→ Records for the exercise
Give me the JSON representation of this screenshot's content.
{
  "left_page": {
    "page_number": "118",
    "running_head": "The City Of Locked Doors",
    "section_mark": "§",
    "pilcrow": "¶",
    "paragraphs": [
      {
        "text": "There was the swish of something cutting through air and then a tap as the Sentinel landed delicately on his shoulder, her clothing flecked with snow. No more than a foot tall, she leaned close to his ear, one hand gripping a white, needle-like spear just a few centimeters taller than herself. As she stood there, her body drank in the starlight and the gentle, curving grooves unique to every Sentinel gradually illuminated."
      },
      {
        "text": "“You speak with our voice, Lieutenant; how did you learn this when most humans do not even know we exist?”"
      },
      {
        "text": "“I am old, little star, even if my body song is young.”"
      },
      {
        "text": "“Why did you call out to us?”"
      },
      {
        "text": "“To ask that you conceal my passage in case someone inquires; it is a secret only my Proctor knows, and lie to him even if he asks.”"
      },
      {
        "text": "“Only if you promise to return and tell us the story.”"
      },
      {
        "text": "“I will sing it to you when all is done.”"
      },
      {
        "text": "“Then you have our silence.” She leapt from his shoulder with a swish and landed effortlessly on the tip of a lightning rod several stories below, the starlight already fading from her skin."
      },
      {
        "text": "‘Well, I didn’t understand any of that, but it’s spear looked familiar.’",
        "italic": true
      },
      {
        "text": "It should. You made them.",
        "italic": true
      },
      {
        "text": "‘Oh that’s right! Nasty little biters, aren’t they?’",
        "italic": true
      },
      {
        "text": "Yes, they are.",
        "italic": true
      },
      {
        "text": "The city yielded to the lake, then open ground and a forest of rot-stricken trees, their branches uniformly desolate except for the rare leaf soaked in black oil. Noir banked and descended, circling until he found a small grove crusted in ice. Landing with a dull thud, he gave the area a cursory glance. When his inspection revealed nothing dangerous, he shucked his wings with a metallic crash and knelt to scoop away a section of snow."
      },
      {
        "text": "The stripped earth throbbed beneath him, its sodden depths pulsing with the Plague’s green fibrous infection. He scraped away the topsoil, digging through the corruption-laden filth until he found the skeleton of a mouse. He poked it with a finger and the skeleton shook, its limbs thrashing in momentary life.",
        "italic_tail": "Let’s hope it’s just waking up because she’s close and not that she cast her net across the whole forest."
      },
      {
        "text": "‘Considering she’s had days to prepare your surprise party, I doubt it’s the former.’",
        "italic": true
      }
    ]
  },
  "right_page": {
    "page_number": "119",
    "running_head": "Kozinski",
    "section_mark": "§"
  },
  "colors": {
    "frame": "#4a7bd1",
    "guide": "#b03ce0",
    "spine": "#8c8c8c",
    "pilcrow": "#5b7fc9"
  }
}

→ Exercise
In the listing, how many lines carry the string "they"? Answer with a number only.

→ Response for this exercise
2